What the task requires :: In the records that come next, find every line with "Business". Return those lines.

Supplied records ::
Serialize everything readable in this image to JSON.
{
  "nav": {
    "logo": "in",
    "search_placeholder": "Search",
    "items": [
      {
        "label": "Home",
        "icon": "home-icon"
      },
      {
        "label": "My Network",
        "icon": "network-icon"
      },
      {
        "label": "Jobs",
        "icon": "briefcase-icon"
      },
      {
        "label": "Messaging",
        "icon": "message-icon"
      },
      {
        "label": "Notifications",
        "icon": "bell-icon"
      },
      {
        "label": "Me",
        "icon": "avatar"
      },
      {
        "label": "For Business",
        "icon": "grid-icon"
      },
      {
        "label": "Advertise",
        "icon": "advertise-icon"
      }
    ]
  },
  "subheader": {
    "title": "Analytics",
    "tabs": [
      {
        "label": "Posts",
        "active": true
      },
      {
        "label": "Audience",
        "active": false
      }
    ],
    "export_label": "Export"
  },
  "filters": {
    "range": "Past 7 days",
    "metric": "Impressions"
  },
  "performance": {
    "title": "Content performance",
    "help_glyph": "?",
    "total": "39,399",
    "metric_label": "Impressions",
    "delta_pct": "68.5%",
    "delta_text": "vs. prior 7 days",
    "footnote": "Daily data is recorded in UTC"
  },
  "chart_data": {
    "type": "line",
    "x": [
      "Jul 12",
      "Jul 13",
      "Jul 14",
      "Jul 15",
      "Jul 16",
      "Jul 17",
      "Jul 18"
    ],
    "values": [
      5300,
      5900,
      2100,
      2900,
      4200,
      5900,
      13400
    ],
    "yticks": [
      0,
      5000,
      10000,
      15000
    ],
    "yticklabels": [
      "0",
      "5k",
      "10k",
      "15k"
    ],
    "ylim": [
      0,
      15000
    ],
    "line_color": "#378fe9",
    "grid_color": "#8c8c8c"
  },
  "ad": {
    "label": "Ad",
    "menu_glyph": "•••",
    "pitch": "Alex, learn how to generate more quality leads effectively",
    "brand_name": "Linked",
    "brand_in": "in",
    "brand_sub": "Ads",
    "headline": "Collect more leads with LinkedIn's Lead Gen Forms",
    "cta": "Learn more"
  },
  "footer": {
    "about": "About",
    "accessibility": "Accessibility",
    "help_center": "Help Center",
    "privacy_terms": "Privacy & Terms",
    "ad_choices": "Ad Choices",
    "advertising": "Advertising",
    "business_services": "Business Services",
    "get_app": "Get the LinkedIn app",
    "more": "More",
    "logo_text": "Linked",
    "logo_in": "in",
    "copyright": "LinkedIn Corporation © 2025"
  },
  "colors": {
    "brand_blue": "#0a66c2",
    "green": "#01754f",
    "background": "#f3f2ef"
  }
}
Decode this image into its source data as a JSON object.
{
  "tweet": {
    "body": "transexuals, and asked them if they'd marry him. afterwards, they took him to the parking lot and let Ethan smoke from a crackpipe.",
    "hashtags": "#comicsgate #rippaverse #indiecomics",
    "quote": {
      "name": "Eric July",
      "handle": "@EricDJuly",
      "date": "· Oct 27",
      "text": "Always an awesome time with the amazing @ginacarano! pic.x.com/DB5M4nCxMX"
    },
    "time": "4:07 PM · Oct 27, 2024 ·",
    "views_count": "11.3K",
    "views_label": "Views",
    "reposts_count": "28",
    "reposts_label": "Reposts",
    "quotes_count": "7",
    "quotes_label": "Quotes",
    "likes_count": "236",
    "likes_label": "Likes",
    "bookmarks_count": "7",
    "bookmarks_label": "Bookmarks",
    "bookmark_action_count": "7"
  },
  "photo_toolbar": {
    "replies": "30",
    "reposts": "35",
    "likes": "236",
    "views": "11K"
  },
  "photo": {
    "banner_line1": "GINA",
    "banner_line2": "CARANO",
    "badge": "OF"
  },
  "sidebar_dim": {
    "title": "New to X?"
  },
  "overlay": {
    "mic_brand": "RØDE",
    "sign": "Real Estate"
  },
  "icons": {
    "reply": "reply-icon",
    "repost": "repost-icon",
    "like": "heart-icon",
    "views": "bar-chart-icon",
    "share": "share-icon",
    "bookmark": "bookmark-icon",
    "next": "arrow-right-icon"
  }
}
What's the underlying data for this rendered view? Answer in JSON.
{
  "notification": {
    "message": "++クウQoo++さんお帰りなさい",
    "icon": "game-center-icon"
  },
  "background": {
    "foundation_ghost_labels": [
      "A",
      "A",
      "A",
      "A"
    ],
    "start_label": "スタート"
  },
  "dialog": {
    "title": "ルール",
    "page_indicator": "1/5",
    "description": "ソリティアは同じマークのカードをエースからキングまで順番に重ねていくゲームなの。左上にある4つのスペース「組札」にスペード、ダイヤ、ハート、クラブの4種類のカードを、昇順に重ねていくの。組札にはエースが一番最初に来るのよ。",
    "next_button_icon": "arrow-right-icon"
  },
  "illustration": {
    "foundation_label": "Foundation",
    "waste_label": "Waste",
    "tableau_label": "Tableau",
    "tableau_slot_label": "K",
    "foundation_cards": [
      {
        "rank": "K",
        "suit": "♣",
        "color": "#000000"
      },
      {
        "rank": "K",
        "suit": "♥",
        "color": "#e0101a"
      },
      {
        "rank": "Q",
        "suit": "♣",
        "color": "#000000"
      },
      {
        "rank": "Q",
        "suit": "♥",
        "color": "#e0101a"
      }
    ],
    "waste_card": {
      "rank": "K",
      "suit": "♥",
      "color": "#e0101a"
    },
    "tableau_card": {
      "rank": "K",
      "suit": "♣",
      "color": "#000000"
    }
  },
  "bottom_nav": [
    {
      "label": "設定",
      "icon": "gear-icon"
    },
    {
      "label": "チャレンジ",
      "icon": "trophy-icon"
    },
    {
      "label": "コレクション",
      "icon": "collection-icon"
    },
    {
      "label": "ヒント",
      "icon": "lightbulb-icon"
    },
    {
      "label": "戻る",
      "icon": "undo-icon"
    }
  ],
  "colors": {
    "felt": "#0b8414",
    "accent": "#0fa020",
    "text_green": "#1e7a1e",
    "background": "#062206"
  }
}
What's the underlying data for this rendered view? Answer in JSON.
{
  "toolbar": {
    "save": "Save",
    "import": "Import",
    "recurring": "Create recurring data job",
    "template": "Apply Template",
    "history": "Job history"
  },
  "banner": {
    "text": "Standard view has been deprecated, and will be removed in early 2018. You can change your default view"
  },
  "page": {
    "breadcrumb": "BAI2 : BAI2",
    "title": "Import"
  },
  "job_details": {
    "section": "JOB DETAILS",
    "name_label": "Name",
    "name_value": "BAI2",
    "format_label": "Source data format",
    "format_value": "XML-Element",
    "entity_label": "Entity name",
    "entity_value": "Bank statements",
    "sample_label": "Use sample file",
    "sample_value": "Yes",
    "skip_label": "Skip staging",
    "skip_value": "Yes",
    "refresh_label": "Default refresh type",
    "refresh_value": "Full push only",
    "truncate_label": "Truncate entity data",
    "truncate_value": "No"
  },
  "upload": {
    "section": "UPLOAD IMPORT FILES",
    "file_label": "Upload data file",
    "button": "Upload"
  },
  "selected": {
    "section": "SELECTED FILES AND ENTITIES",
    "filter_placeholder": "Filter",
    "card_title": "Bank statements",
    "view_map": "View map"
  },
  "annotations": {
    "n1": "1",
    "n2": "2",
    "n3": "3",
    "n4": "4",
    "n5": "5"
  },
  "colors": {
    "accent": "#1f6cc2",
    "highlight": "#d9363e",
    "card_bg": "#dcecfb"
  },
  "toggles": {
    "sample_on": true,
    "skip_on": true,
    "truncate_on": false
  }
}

Exercise solution ::
        "label": "For Business",
    "business_services": "Business Services",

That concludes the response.